• [ENTRIES PROVIDED]:
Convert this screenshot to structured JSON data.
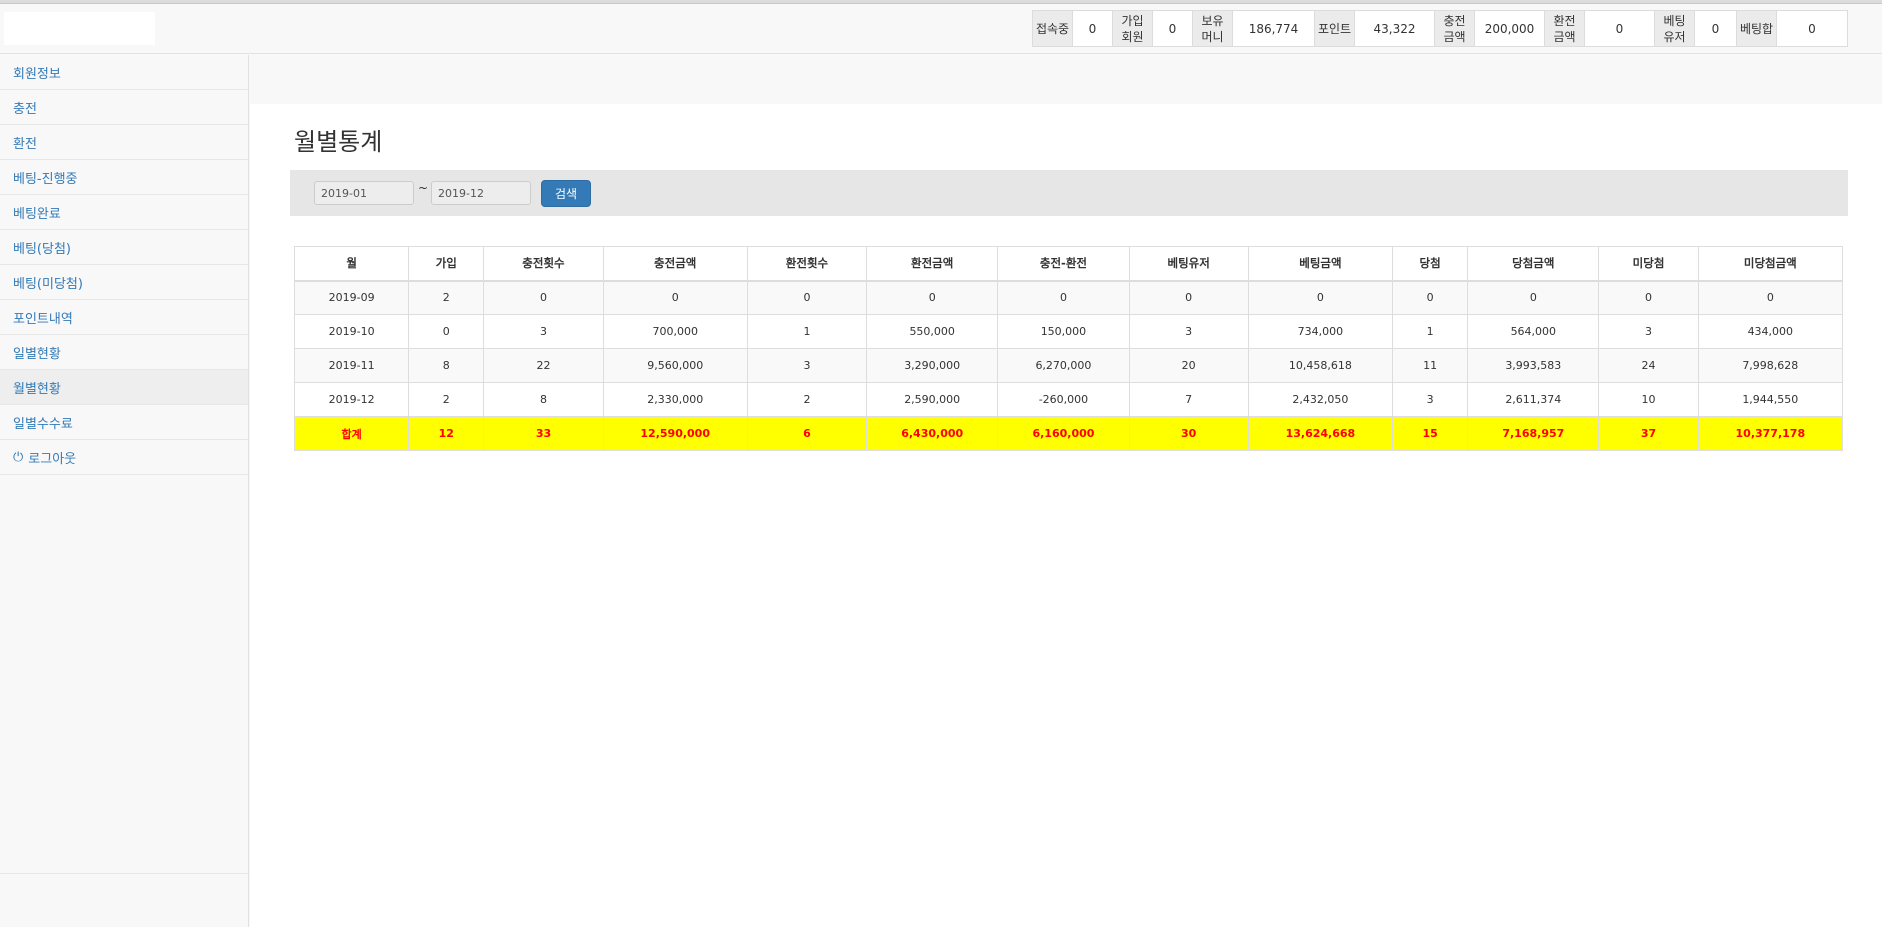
{
  "header": {
    "stats": [
      {
        "label": "접속중",
        "value": "0"
      },
      {
        "label": "가입\n회원",
        "value": "0"
      },
      {
        "label": "보유\n머니",
        "value": "186,774"
      },
      {
        "label": "포인트",
        "value": "43,322"
      },
      {
        "label": "충전\n금액",
        "value": "200,000"
      },
      {
        "label": "환전\n금액",
        "value": "0"
      },
      {
        "label": "베팅\n유저",
        "value": "0"
      },
      {
        "label": "베팅합",
        "value": "0"
      }
    ]
  },
  "sidebar": {
    "items": [
      {
        "label": "회원정보"
      },
      {
        "label": "충전"
      },
      {
        "label": "환전"
      },
      {
        "label": "베팅-진행중"
      },
      {
        "label": "베팅완료"
      },
      {
        "label": "베팅(당첨)"
      },
      {
        "label": "베팅(미당첨)"
      },
      {
        "label": "포인트내역"
      },
      {
        "label": "일별현황"
      },
      {
        "label": "월별현황",
        "active": true
      },
      {
        "label": "일별수수료"
      }
    ],
    "logout_label": "로그아웃"
  },
  "main": {
    "title": "월별통계",
    "filter": {
      "from": "2019-01",
      "to": "2019-12",
      "separator": "~",
      "search_label": "검색"
    },
    "table": {
      "headers": [
        "월",
        "가입",
        "충전횟수",
        "충전금액",
        "환전횟수",
        "환전금액",
        "충전-환전",
        "베팅유저",
        "베팅금액",
        "당첨",
        "당첨금액",
        "미당첨",
        "미당첨금액"
      ],
      "rows": [
        [
          "2019-09",
          "2",
          "0",
          "0",
          "0",
          "0",
          "0",
          "0",
          "0",
          "0",
          "0",
          "0",
          "0"
        ],
        [
          "2019-10",
          "0",
          "3",
          "700,000",
          "1",
          "550,000",
          "150,000",
          "3",
          "734,000",
          "1",
          "564,000",
          "3",
          "434,000"
        ],
        [
          "2019-11",
          "8",
          "22",
          "9,560,000",
          "3",
          "3,290,000",
          "6,270,000",
          "20",
          "10,458,618",
          "11",
          "3,993,583",
          "24",
          "7,998,628"
        ],
        [
          "2019-12",
          "2",
          "8",
          "2,330,000",
          "2",
          "2,590,000",
          "-260,000",
          "7",
          "2,432,050",
          "3",
          "2,611,374",
          "10",
          "1,944,550"
        ]
      ],
      "total": [
        "합계",
        "12",
        "33",
        "12,590,000",
        "6",
        "6,430,000",
        "6,160,000",
        "30",
        "13,624,668",
        "15",
        "7,168,957",
        "37",
        "10,377,178"
      ]
    }
  },
  "colors": {
    "link": "#337ab7",
    "total_bg": "#ffff00",
    "total_text": "#ff0000",
    "button": "#337ab7"
  },
  "icons": {
    "logout": "power-icon"
  }
}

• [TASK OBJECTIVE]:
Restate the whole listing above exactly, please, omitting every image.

• [OUTPUT OF THE EXERCISE]:
Convert this screenshot to structured JSON data.
{
  "header": {
    "stats": [
      {
        "label": "접속중",
        "value": "0"
      },
      {
        "label": "가입\n회원",
        "value": "0"
      },
      {
        "label": "보유\n머니",
        "value": "186,774"
      },
      {
        "label": "포인트",
        "value": "43,322"
      },
      {
        "label": "충전\n금액",
        "value": "200,000"
      },
      {
        "label": "환전\n금액",
        "value": "0"
      },
      {
        "label": "베팅\n유저",
        "value": "0"
      },
      {
        "label": "베팅합",
        "value": "0"
      }
    ]
  },
  "sidebar": {
    "items": [
      {
        "label": "회원정보"
      },
      {
        "label": "충전"
      },
      {
        "label": "환전"
      },
      {
        "label": "베팅-진행중"
      },
      {
        "label": "베팅완료"
      },
      {
        "label": "베팅(당첨)"
      },
      {
        "label": "베팅(미당첨)"
      },
      {
        "label": "포인트내역"
      },
      {
        "label": "일별현황"
      },
      {
        "label": "월별현황",
        "active": true
      },
      {
        "label": "일별수수료"
      }
    ],
    "logout_label": "로그아웃"
  },
  "main": {
    "title": "월별통계",
    "filter": {
      "from": "2019-01",
      "to": "2019-12",
      "separator": "~",
      "search_label": "검색"
    },
    "table": {
      "headers": [
        "월",
        "가입",
        "충전횟수",
        "충전금액",
        "환전횟수",
        "환전금액",
        "충전-환전",
        "베팅유저",
        "베팅금액",
        "당첨",
        "당첨금액",
        "미당첨",
        "미당첨금액"
      ],
      "rows": [
        [
          "2019-09",
          "2",
          "0",
          "0",
          "0",
          "0",
          "0",
          "0",
          "0",
          "0",
          "0",
          "0",
          "0"
        ],
        [
          "2019-10",
          "0",
          "3",
          "700,000",
          "1",
          "550,000",
          "150,000",
          "3",
          "734,000",
          "1",
          "564,000",
          "3",
          "434,000"
        ],
        [
          "2019-11",
          "8",
          "22",
          "9,560,000",
          "3",
          "3,290,000",
          "6,270,000",
          "20",
          "10,458,618",
          "11",
          "3,993,583",
          "24",
          "7,998,628"
        ],
        [
          "2019-12",
          "2",
          "8",
          "2,330,000",
          "2",
          "2,590,000",
          "-260,000",
          "7",
          "2,432,050",
          "3",
          "2,611,374",
          "10",
          "1,944,550"
        ]
      ],
      "total": [
        "합계",
        "12",
        "33",
        "12,590,000",
        "6",
        "6,430,000",
        "6,160,000",
        "30",
        "13,624,668",
        "15",
        "7,168,957",
        "37",
        "10,377,178"
      ]
    }
  },
  "colors": {
    "link": "#337ab7",
    "total_bg": "#ffff00",
    "total_text": "#ff0000",
    "button": "#337ab7"
  },
  "icons": {
    "logout": "power-icon"
  }
}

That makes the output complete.